Using the string "that" as the key, pull each matching line out of the records below.

════════

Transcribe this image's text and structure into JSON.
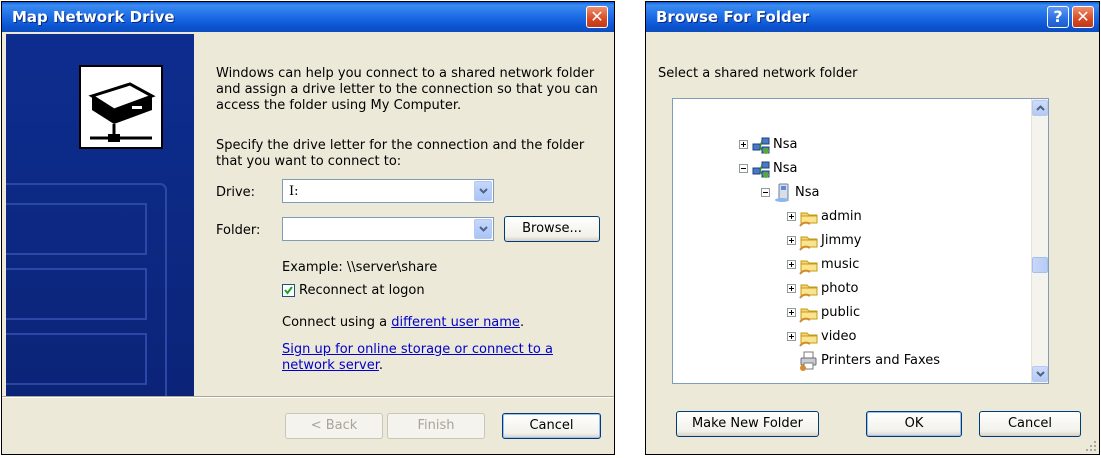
{
  "map_dialog": {
    "title": "Map Network Drive",
    "intro": "Windows can help you connect to a shared network folder and assign a drive letter to the connection so that you can access the folder using My Computer.",
    "instruction": "Specify the drive letter for the connection and the folder that you want to connect to:",
    "drive_label": "Drive:",
    "drive_value": "I:",
    "folder_label": "Folder:",
    "folder_value": "",
    "browse_label": "Browse...",
    "example": "Example: \\\\server\\share",
    "reconnect_label": "Reconnect at logon",
    "reconnect_checked": true,
    "connect_prefix": "Connect using a ",
    "connect_link": "different user name",
    "connect_suffix": ".",
    "signup_link": "Sign up for online storage or connect to a network server",
    "signup_suffix": ".",
    "back_label": "< Back",
    "finish_label": "Finish",
    "cancel_label": "Cancel"
  },
  "browse_dialog": {
    "title": "Browse For Folder",
    "prompt": "Select a shared network folder",
    "tree": [
      {
        "label": "Nsa",
        "level": 0,
        "expander": "plus",
        "icon": "network-workgroup-icon"
      },
      {
        "label": "Nsa",
        "level": 0,
        "expander": "minus",
        "icon": "network-workgroup-icon"
      },
      {
        "label": "Nsa",
        "level": 1,
        "expander": "minus",
        "icon": "computer-icon"
      },
      {
        "label": "admin",
        "level": 2,
        "expander": "plus",
        "icon": "shared-folder-icon"
      },
      {
        "label": "Jimmy",
        "level": 2,
        "expander": "plus",
        "icon": "shared-folder-icon"
      },
      {
        "label": "music",
        "level": 2,
        "expander": "plus",
        "icon": "shared-folder-icon"
      },
      {
        "label": "photo",
        "level": 2,
        "expander": "plus",
        "icon": "shared-folder-icon"
      },
      {
        "label": "public",
        "level": 2,
        "expander": "plus",
        "icon": "shared-folder-icon"
      },
      {
        "label": "video",
        "level": 2,
        "expander": "plus",
        "icon": "shared-folder-icon"
      },
      {
        "label": "Printers and Faxes",
        "level": 2,
        "expander": "none",
        "icon": "printer-icon"
      }
    ],
    "make_folder_label": "Make New Folder",
    "ok_label": "OK",
    "cancel_label": "Cancel"
  },
  "colors": {
    "titlebar_blue": "#0b55d2",
    "side_panel_blue": "#0c2a8a",
    "dialog_bg": "#ece9d8",
    "link": "#0000cc"
  }
}
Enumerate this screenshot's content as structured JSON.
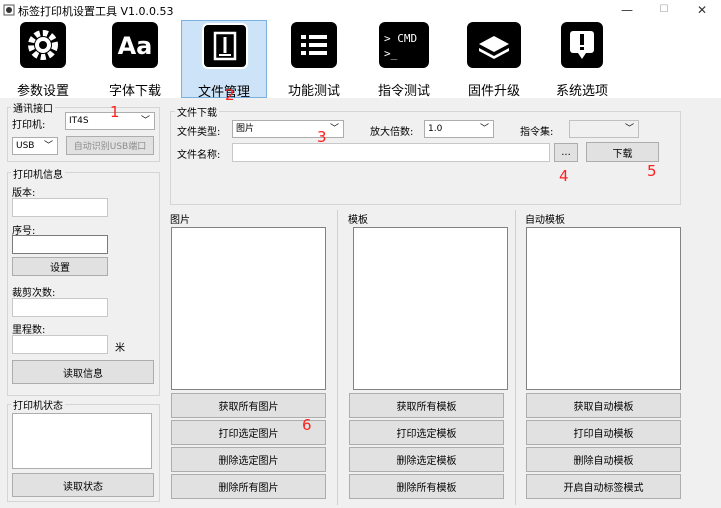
{
  "window": {
    "title": "标签打印机设置工具  V1.0.0.53",
    "min": "—",
    "max": "☐",
    "close": "✕"
  },
  "toolbar": [
    {
      "label": "参数设置",
      "icon": "gear-icon"
    },
    {
      "label": "字体下载",
      "icon": "font-icon"
    },
    {
      "label": "文件管理",
      "icon": "file-pencil-icon"
    },
    {
      "label": "功能测试",
      "icon": "list-icon"
    },
    {
      "label": "指令测试",
      "icon": "cmd-icon"
    },
    {
      "label": "固件升级",
      "icon": "chip-icon"
    },
    {
      "label": "系统选项",
      "icon": "alert-icon"
    }
  ],
  "left": {
    "comm_title": "通讯接口",
    "printer_label": "打印机:",
    "printer_value": "IT4S",
    "port_value": "USB",
    "auto_detect": "自动识别USB端口",
    "info_title": "打印机信息",
    "version_label": "版本:",
    "serial_label": "序号:",
    "set_button": "设置",
    "cut_label": "裁剪次数:",
    "mileage_label": "里程数:",
    "mileage_unit": "米",
    "read_info": "读取信息",
    "status_title": "打印机状态",
    "read_status": "读取状态"
  },
  "download": {
    "title": "文件下载",
    "type_label": "文件类型:",
    "type_value": "图片",
    "zoom_label": "放大倍数:",
    "zoom_value": "1.0",
    "cmdset_label": "指令集:",
    "cmdset_value": "",
    "name_label": "文件名称:",
    "name_value": "",
    "browse": "...",
    "download_btn": "下载"
  },
  "images": {
    "title": "图片",
    "buttons": [
      "获取所有图片",
      "打印选定图片",
      "删除选定图片",
      "删除所有图片"
    ]
  },
  "templates": {
    "title": "模板",
    "buttons": [
      "获取所有模板",
      "打印选定模板",
      "删除选定模板",
      "删除所有模板"
    ]
  },
  "auto": {
    "title": "自动模板",
    "buttons": [
      "获取自动模板",
      "打印自动模板",
      "删除自动模板",
      "开启自动标签模式"
    ]
  },
  "annotations": [
    "1",
    "2",
    "3",
    "4",
    "5",
    "6"
  ]
}
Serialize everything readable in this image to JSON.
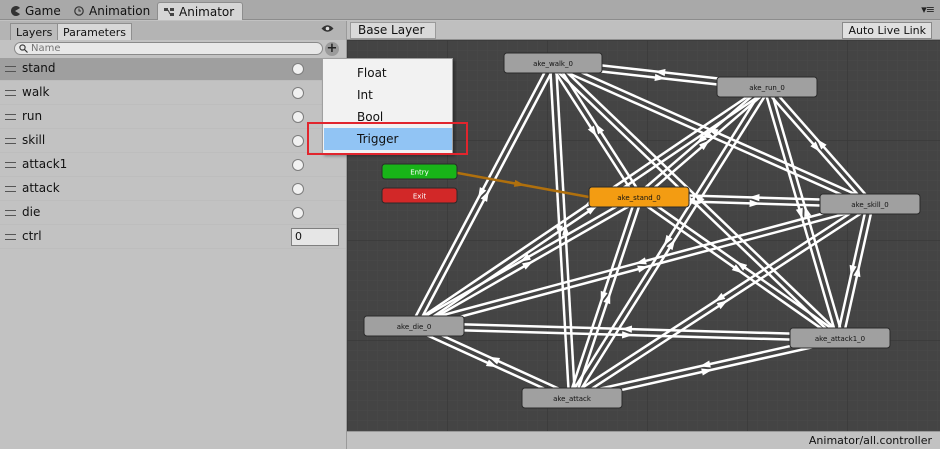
{
  "window_tabs": [
    {
      "label": "Game",
      "icon": "pacman-icon"
    },
    {
      "label": "Animation",
      "icon": "clock-icon"
    },
    {
      "label": "Animator",
      "icon": "animator-icon"
    }
  ],
  "left_panel": {
    "tabs": [
      "Layers",
      "Parameters"
    ],
    "search_placeholder": "Name",
    "parameters": [
      {
        "name": "stand",
        "type": "bool"
      },
      {
        "name": "walk",
        "type": "bool"
      },
      {
        "name": "run",
        "type": "bool"
      },
      {
        "name": "skill",
        "type": "bool"
      },
      {
        "name": "attack1",
        "type": "bool"
      },
      {
        "name": "attack",
        "type": "bool"
      },
      {
        "name": "die",
        "type": "bool"
      },
      {
        "name": "ctrl",
        "type": "int",
        "value": "0"
      }
    ]
  },
  "add_menu": {
    "items": [
      "Float",
      "Int",
      "Bool",
      "Trigger"
    ],
    "highlighted": "Trigger"
  },
  "graph": {
    "breadcrumb": "Base Layer",
    "auto_live_link": "Auto Live Link",
    "status_path": "Animator/all.controller",
    "states": {
      "walk": "ake_walk_0",
      "run": "ake_run_0",
      "entry": "Entry",
      "exit": "Exit",
      "stand": "ake_stand_0",
      "skill": "ake_skill_0",
      "die": "ake_die_0",
      "attack1": "ake_attack1_0",
      "attack": "ake_attack"
    }
  },
  "colors": {
    "default_state": "#a0a0a0",
    "default_state_highlight": "#f39c12",
    "entry": "#18b418",
    "exit": "#d22828",
    "highlight_menu": "#91c4f4",
    "annotation_box": "#e1252d",
    "graph_bg": "#444444"
  }
}
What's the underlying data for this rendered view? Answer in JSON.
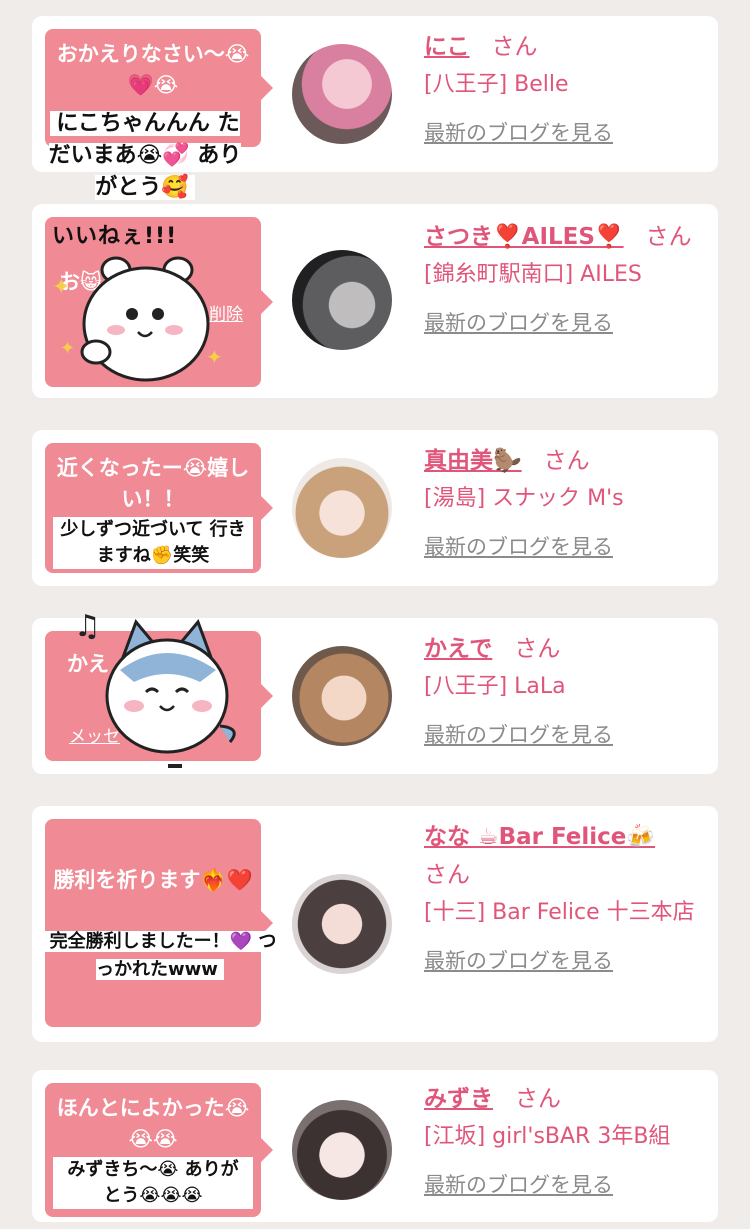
{
  "san_label": "さん",
  "blog_link": "最新のブログを見る",
  "cards": [
    {
      "message": "おかえりなさい〜😭💗😭",
      "reply": "にこちゃんんん ただいまあ😭💞 ありがとう🥰",
      "name": "にこ",
      "shop": "[八王子] Belle"
    },
    {
      "message": "お😸",
      "sticker_text": "いいねぇ!!!",
      "delete": "削除",
      "name": "さつき❣️AILES❣️",
      "shop": "[錦糸町駅南口] AILES"
    },
    {
      "message": "近くなったー😭嬉しい！！",
      "reply": "少しずつ近づいて 行きますね✊笑笑",
      "name": "真由美🦫",
      "shop": "[湯島] スナック M's"
    },
    {
      "message": "かえ",
      "link": "メッセ",
      "name": "かえで",
      "shop": "[八王子] LaLa"
    },
    {
      "message": "勝利を祈ります❤️‍🔥❤️",
      "reply": "完全勝利しましたー！💜 つっかれたwww",
      "name": "なな ☕Bar Felice🍻",
      "shop": "[十三] Bar Felice 十三本店"
    },
    {
      "message": "ほんとによかった😭😭😭",
      "reply": "みずきち〜😭 ありがとう😭😭😭",
      "name": "みずき",
      "shop": "[江坂] girl'sBAR 3年B組"
    }
  ],
  "colors": {
    "accent": "#e0557a",
    "bubble": "#f08a94",
    "link_gray": "#8b8b8b"
  }
}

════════

--- Solution ---
    "intro": "Windows can help you connect to a shared network folder and assign a drive letter to the connection so that you can access the folder using My Computer.",
    "instruction": "Specify the drive letter for the connection and the folder that you want to connect to:",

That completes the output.